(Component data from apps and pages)
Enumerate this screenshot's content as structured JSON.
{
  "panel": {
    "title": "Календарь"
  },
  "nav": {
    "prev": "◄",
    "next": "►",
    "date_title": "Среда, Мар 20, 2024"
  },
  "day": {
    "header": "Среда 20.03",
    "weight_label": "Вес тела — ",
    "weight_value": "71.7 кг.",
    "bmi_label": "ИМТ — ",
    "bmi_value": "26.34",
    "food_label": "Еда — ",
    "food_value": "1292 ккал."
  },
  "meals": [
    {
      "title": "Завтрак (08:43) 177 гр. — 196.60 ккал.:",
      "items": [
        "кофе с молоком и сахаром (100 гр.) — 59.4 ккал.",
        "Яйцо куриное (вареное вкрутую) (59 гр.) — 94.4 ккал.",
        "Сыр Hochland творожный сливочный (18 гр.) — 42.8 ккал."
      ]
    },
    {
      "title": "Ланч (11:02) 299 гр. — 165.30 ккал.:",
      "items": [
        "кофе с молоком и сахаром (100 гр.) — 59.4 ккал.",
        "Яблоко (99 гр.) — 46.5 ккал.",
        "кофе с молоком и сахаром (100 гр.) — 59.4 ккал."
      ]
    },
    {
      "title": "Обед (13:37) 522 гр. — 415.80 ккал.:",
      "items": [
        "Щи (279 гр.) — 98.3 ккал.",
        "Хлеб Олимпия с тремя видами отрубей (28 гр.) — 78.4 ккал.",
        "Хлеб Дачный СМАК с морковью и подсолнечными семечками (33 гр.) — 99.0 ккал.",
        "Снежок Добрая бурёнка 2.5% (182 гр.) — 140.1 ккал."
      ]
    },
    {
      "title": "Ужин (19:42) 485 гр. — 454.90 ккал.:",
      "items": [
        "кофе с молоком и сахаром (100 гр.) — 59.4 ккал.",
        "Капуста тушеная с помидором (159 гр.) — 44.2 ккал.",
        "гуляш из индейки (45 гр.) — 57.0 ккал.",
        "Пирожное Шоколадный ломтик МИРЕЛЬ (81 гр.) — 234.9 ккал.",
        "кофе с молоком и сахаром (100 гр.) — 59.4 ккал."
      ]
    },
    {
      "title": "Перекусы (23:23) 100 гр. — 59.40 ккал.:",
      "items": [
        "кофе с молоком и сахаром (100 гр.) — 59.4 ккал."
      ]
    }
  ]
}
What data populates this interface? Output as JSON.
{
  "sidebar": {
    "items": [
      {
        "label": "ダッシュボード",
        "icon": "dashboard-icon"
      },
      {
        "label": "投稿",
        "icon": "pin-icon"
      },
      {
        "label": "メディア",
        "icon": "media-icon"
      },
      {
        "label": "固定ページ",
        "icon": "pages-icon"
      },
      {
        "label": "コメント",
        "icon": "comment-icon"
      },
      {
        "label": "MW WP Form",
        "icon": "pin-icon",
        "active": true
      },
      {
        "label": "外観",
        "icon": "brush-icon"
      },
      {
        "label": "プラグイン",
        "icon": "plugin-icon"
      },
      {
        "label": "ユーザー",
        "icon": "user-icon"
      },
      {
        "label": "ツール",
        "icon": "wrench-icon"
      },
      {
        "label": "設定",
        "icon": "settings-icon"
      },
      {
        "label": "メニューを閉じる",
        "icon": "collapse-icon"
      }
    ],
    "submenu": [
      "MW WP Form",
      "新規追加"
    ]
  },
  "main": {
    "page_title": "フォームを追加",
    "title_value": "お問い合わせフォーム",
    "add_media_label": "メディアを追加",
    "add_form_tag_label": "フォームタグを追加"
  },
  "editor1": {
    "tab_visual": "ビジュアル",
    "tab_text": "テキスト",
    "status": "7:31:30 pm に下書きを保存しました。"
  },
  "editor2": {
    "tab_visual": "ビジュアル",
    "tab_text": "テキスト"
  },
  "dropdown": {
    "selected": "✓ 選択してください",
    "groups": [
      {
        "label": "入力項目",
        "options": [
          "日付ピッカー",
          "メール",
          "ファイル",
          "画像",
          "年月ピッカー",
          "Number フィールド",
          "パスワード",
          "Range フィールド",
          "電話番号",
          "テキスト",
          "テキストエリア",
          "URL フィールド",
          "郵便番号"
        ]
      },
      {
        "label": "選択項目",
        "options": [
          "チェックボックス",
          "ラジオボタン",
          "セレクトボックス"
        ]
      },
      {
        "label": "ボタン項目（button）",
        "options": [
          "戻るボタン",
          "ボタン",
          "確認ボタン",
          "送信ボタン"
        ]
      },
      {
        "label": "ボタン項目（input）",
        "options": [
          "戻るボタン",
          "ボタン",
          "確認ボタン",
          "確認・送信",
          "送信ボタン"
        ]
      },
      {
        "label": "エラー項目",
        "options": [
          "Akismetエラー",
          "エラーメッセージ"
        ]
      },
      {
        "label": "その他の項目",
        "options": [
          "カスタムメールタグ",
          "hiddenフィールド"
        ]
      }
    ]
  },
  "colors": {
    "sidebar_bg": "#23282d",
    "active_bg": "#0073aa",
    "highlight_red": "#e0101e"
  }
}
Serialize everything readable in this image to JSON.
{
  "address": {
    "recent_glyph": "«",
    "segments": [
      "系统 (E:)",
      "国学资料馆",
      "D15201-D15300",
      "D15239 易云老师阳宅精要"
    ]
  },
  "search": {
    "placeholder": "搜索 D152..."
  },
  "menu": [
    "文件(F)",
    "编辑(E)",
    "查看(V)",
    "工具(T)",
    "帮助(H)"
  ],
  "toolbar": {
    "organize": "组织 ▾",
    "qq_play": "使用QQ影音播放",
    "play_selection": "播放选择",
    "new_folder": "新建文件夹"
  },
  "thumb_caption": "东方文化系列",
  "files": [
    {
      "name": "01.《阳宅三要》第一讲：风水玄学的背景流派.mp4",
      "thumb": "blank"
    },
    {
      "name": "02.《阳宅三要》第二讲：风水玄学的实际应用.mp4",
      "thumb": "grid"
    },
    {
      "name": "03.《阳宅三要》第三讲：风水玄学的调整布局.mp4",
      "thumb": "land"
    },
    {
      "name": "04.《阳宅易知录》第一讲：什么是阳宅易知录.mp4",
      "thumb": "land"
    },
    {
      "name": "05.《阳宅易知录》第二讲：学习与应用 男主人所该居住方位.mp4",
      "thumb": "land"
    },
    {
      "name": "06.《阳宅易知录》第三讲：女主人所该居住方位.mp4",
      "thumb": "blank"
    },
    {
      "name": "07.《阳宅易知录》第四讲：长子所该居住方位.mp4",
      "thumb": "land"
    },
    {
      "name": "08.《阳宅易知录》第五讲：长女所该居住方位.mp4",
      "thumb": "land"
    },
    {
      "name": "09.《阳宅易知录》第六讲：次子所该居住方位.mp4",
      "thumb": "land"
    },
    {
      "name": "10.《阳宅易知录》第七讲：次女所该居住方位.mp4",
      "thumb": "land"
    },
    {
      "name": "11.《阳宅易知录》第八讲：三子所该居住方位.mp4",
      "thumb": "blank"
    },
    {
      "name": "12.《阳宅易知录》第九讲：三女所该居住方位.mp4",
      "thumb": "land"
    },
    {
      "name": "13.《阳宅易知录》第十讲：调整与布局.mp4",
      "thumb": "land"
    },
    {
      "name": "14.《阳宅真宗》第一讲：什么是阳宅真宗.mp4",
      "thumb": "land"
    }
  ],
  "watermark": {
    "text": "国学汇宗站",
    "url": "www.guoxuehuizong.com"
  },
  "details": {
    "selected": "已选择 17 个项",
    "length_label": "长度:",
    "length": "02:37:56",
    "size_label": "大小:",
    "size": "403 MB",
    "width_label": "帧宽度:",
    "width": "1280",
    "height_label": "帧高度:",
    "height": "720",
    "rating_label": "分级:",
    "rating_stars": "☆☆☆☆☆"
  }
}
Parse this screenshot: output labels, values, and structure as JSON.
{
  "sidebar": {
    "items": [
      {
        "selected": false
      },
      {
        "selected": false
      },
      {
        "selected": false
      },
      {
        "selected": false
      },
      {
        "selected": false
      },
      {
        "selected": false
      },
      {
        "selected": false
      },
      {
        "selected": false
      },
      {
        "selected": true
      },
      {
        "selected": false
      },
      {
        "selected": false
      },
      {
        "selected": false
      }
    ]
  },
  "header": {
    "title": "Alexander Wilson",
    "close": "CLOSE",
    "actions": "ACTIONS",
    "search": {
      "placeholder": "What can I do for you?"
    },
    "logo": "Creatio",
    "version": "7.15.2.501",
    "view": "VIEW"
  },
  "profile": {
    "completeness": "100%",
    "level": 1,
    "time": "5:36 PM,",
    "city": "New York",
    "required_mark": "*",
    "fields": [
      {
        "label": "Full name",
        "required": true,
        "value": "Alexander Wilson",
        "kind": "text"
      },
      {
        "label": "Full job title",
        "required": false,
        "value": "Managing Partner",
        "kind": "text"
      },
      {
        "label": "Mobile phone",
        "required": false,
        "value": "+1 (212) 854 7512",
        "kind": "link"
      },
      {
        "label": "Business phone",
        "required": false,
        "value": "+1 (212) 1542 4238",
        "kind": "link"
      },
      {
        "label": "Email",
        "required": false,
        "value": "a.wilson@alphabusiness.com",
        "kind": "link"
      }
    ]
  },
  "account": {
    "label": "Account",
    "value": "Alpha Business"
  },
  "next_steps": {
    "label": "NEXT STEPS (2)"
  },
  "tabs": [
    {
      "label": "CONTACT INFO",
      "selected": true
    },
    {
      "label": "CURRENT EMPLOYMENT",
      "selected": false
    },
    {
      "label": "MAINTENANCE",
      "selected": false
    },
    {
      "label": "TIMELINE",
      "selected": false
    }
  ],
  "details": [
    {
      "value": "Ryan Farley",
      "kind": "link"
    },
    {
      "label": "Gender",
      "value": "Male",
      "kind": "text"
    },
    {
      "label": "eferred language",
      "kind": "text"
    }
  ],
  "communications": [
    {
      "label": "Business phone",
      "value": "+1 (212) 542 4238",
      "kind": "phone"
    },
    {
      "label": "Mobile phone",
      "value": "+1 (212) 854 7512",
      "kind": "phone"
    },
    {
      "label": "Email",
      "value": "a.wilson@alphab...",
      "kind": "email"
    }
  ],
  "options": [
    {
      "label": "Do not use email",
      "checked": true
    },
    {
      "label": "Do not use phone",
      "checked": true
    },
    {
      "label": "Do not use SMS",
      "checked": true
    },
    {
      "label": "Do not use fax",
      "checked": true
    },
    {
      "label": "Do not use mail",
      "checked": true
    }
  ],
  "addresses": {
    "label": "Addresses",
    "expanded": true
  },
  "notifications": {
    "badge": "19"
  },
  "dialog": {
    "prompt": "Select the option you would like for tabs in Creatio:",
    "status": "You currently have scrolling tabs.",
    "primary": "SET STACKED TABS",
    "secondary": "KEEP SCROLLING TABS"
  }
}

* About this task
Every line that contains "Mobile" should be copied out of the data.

* Task answer
        "label": "Mobile phone",
      "label": "Mobile phone",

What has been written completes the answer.